Dr. Staskin is Director of Urology at Boston Clinical Trials. He is an active medical practitioner and has conducted multiple clinical research studies in the area of urinary control.

If you never experienced a strong, sudden urge to urinate, if you never worried about making it to the restroom in time, if you never woke up at night to schlep to the bathroom, you should skip this blog right now. Consider yourself lucky. The rest please read on.

According to American Urological Association, 33 million Americans have Overactive Bladder, just one of the most common urological dysfunctions. But the number of people suffering from different urological problems is likely much higher. That’s because many people are embarrassed to ask for help. They don’t know how to talk to their healthcare professional about their symptoms. They’d rather suffer in silence than ask a simple question: ‘Doctor, why am I peeing so often?’

If this is the question you always wanted to ask, here’s a quick primer for you.

The two most common conditions that can increase the frequency of urination are Urinary Tract Infection (UTI) and Overactive Bladder (OAB).

Urinary tract infections (UTI) don’t always cause signs and symptoms, but when they are present, they may include:

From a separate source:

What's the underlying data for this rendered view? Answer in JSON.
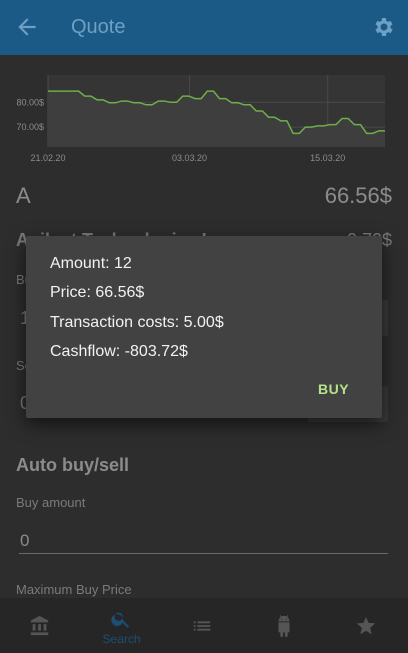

  • •  A strong, persistent urge to urinate
  • •  A burning sensation when urinating
  • •  Passing frequent, small amounts of urine
  • •  Urine that appears red, bright pink or cola-colored — a sign of blood in the urine
  • •  Pelvic pain (in women) or rectal pain (in men)

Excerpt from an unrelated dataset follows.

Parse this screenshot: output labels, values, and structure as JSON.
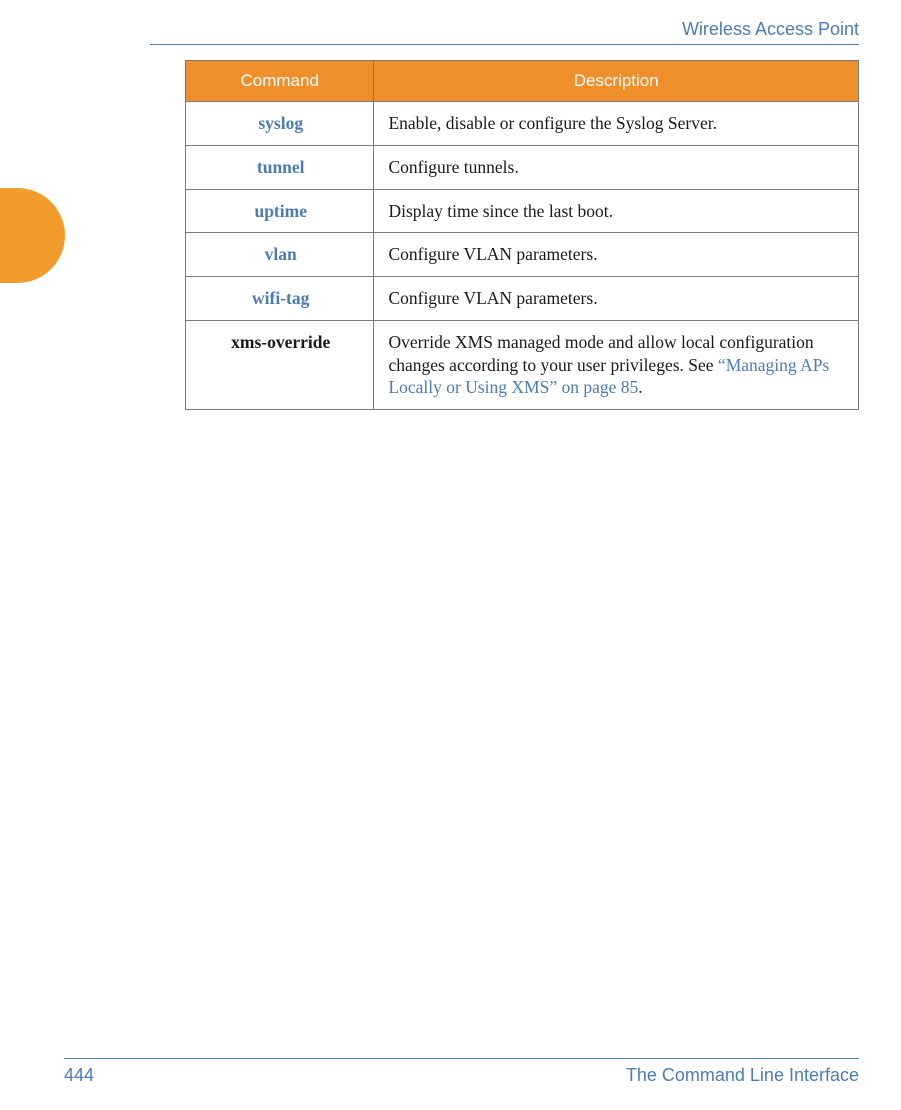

UTI can be a serious condition. If left untreated, it may progress to an infection in the kidneys. Doctors typically use antibiotics to treat urinary tract infections. Which drugs are prescribed and for how long depend on the specific strain of bacteria and underlying risk factors of the individual patient. In most cases, a short course of antibiotic treatment is effective.

Overactive Bladder (OAB) is a different kind of problem. Its most common symptom is a worry that you won’t make it to the bathroom in time. If you live with OAB, you may also have:

  • •   Urine leakage (incontinence)
  • •   Frequent urination (more than 8 times a day)
  • •   Waking up more than once a night (the medical term is “nocturnia”)

Treatment of OAB requires a different type of medication (so called, anticholinergic medications) which regulate storage of urine in the bladder. While most patients on these medications experience improvement in their bladder conditions, the side effects of the available medications often include dry mouth and constipations. There are newer types of medications that do not have these side effects as often.

Another relatively common (particularly, in older people) condition is Underactive Outlet (UAO) “Stress Incontinence”. Female patients have “stretching” of the muscles and ligaments with childbirth – and even though there is initially recovery of urinary control after the delivery, they may leak again as they age. Male ‎stress incontinence is associated most strongly with removal of the prostate during surgery for prostate cancer. The telling symptom of UAO is urinary loss with effort, such as a cough, laugh or sneeze or when lifting something heavy. Presently, there are no approved medications for UAO. Treatment may include physical therapy or minimally invasive surgery to augment or improve sphincter function.

So what should you do if you experience some of the symptoms described above?

Urinary conditions are, for the most part, treatable. There are medications already available in the market and several new promising drugs are in clinical trials.   But the diagnosis and treatment are best left to the trained physicians. So here’s my advice. Go to your doctor and ask a simple question: ‘Doctor, why am I peeing so often?’

To learn more about Boston Clinical Trials and Urology studies being conducted click here.